In the Paint: It’s Duke’s tournament to lose

Freshman forward Wendell Carter Jr. is one of Duke University’s key defensive players. PHOTO COURTESY WIKIMEDIA COMMONS

The first weekend of March Madness left basketball fans soaking up upset after upset like a Boston University student in Florida during spring break. With some of the nation’s best teams sent packing, only one clear favorite has survived to the Sweet 16: the Duke University Blue Devils.

Enemies down

As noted in my last column, I picked the University of Virginia to take home the trophy. I’m not going to lie, I truly thought the Wahoos were the best team around, but the University of Maryland, Baltimore County had other plans. And with other big time programs going down early — the University of Arizona, Xavier University and Michigan State University to name a few — not a whole lot stands in the way of the Blue Devils.

Don’t get me wrong, the University of Kansas is the real deal. But as a member of the Atlantic Coast Conference, Duke is used to playing “real deals” on a regular basis. As they did in the first two rounds, which included an 89-67 win over Iona College and an 87-62 victory against the University of Rhode Island, the Blue Devils are set to breeze through Syracuse University and Kansas.

However, that still leaves Villanova University in the Final Four. The No. 1 seed out of the East Region is no joke and demands to be taken seriously.

Mikal Bridges (18 points and 5.4 rebounds per game) and Jalen Brunson (19.1 points and 4.7 assists per game) headline one of the most talented teams in college basketball.

But Duke is just better. Let me explain.

Pure talent

Duke’s roster is phenomenal — there’s no argument here. I’m not kidding when I say the starting five could compete in the NBA right now.

Yes, Bridges is a force to be reckoned with in the paint. I sure as heck wouldn’t want to be caught on the wrong side of a Bridges swat. But has he had to go against the twin towers of Wendell Carter Jr. and Marvin Bagley III? No sir.

Bagley is the best non-professional basketball player currently walking the face of the Earth. The true freshman averages 21.2 points per game off of 61.3 percent shooting, to go with 11.3 rebounds. The kid will be tearing up “The League” for years after leaving school.

And if Bridges is somehow able to stop Bagley — don’t hold your breath — Carter will be waiting right there for him. The Atlanta native is the best defensive weapon in Duke’s program, averaging a team-high 2.1 blocks per game.

You get the point.

With Trae Young, DeAndre Ayton, Collin Sexton, Mohamed Bamba and Jaren Jackson Jr. all already ousted from the tournament, Carter and Bagley are the only players still alive who are projected by most to be top 10 picks in the 2018 NBA Draft.

And hey, as much as you’re going to hate me for saying this, Grayson Allen isn’t too bad either.

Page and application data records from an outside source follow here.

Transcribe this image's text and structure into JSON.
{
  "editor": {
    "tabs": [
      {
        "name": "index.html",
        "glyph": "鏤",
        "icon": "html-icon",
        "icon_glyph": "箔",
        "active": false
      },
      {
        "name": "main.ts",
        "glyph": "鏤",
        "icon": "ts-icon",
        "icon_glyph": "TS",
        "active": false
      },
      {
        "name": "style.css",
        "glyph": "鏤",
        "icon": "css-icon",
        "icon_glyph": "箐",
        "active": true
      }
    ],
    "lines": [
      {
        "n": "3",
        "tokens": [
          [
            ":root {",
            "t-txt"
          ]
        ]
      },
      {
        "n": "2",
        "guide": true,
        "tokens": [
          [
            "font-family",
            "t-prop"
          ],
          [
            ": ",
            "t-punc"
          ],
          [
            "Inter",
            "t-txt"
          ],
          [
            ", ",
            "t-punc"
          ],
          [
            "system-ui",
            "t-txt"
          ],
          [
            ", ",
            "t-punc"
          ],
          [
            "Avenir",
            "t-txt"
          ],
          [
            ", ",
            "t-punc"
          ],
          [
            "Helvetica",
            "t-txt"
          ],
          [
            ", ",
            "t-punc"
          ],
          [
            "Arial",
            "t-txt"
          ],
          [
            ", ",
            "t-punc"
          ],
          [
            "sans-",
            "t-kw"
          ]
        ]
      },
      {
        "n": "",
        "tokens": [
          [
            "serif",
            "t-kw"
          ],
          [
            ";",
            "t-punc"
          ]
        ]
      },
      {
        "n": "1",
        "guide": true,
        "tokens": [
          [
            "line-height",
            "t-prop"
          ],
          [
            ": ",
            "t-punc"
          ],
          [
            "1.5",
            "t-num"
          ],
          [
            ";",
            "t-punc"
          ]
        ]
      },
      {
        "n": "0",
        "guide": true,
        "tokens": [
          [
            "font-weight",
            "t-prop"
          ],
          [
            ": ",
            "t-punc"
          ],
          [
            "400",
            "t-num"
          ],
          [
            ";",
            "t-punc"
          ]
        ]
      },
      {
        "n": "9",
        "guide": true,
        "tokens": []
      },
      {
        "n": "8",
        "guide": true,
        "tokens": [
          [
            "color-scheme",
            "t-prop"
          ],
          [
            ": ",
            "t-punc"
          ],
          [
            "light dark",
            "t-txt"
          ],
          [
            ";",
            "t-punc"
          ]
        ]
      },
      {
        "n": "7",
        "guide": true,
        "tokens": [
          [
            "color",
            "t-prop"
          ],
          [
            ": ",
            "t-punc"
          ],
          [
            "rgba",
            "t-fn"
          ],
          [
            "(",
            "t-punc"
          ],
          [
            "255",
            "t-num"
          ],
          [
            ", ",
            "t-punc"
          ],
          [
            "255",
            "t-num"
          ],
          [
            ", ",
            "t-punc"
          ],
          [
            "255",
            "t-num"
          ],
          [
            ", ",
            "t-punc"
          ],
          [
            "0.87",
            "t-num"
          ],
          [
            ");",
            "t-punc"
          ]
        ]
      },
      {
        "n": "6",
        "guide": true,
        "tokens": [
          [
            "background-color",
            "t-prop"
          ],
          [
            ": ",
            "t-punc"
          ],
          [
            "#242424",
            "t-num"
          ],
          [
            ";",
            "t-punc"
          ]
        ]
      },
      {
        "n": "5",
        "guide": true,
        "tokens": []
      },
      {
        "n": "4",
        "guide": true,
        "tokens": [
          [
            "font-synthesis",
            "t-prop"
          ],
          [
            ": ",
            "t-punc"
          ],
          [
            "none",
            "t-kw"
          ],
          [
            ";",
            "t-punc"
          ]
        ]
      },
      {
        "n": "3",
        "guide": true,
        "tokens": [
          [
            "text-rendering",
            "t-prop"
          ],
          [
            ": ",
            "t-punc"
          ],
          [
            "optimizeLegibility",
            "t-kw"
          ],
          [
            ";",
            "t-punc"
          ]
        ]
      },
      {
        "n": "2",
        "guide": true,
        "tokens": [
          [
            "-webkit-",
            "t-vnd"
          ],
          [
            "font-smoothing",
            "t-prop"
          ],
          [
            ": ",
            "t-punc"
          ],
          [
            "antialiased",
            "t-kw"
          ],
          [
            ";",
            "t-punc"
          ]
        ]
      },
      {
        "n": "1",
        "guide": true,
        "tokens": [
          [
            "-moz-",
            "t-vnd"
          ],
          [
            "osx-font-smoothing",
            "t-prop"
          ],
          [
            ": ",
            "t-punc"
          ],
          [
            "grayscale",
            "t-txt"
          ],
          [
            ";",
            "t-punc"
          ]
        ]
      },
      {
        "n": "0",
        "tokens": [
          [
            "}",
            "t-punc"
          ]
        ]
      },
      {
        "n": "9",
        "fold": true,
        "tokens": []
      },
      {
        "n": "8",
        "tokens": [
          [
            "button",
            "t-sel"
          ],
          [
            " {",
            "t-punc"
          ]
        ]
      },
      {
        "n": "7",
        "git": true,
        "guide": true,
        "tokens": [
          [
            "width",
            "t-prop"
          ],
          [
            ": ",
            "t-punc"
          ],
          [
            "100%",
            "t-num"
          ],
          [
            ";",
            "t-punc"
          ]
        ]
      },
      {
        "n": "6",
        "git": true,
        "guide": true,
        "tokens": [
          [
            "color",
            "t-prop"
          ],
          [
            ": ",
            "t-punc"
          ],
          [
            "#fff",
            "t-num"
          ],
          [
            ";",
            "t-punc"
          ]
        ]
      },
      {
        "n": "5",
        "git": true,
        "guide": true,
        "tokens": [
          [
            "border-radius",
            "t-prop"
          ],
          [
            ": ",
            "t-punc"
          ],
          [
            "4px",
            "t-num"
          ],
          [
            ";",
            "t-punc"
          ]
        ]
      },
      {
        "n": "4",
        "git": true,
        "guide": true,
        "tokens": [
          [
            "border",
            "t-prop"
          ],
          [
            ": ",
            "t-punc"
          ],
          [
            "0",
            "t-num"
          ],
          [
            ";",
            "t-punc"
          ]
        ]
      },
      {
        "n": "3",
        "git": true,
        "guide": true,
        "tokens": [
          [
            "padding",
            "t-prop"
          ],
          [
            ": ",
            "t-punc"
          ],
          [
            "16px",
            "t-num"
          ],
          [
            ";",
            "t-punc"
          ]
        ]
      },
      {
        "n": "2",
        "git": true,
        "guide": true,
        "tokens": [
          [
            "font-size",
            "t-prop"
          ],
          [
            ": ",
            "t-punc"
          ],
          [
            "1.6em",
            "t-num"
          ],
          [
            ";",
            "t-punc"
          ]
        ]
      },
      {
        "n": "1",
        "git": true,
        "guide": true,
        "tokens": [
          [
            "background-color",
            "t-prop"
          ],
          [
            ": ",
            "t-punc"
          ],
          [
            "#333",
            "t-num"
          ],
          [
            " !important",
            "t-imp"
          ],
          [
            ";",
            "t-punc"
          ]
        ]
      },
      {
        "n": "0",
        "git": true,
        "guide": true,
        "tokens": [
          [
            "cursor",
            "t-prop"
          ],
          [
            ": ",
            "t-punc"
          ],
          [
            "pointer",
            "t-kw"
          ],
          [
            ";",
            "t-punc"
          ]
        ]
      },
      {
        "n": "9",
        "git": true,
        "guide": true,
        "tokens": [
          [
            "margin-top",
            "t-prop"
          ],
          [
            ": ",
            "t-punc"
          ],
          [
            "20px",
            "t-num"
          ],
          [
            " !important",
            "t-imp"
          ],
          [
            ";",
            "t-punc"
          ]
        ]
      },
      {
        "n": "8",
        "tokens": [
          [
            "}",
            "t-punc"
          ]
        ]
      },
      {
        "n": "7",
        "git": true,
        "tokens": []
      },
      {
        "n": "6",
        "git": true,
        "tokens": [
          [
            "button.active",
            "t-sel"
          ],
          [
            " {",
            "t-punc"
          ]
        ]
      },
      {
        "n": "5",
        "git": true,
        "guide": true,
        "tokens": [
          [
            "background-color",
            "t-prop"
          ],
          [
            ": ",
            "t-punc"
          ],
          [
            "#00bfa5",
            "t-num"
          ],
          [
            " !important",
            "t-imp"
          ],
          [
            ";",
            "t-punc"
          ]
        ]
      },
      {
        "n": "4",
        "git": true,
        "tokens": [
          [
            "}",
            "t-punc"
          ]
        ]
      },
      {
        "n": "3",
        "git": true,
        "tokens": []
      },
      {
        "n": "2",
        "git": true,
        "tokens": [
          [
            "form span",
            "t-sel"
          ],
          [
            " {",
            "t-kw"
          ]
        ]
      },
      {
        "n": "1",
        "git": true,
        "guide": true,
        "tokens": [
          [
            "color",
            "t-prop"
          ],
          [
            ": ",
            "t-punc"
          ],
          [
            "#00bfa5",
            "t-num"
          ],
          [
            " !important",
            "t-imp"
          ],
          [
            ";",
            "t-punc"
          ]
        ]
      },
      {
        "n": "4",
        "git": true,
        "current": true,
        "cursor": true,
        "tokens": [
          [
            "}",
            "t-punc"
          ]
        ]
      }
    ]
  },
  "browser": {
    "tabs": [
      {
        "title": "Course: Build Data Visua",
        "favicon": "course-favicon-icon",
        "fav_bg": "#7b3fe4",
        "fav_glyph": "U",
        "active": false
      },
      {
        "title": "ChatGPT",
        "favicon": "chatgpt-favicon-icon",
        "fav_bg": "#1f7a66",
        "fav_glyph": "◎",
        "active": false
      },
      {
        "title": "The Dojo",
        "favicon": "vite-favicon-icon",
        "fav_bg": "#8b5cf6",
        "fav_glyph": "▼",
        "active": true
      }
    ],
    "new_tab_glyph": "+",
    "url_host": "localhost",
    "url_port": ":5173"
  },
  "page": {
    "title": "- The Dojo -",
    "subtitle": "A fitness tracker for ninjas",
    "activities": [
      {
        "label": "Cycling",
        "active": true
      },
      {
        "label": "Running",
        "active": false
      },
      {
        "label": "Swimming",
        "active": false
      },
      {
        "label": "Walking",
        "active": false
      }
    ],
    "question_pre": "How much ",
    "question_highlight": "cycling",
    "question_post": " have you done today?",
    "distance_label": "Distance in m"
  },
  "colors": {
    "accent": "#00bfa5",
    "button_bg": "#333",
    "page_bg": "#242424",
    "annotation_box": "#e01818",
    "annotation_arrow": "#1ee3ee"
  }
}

Let’s start respecting him.

Always count on Coach K

Just like Gregg Popovich, Bill Belichick and Pat Summitt, there are just some coaches that you know won’t let you down. Duke’s Mike Krzyzewski is first all-time in NCAA Division I men’s basketball coaching wins with 1,099.

The man has taken the Blue Devils to 12 Final Fours, and took home the trophy on five separate occasions. My point is that while his roster may be young, Coach K has all the experience needed to win big games. It would take career performances from Brunson and Bridges to break down whatever scheme Krzyzewski throws at them.

In a tournament full of surprises, people have become hesitant to make such confident predictions. But what I have seen from the Blue Devils so far this season has persuaded me on one thing: It’s Duke’s tournament to lose.

One Comment

  1. Really? Villanova I think has a better team.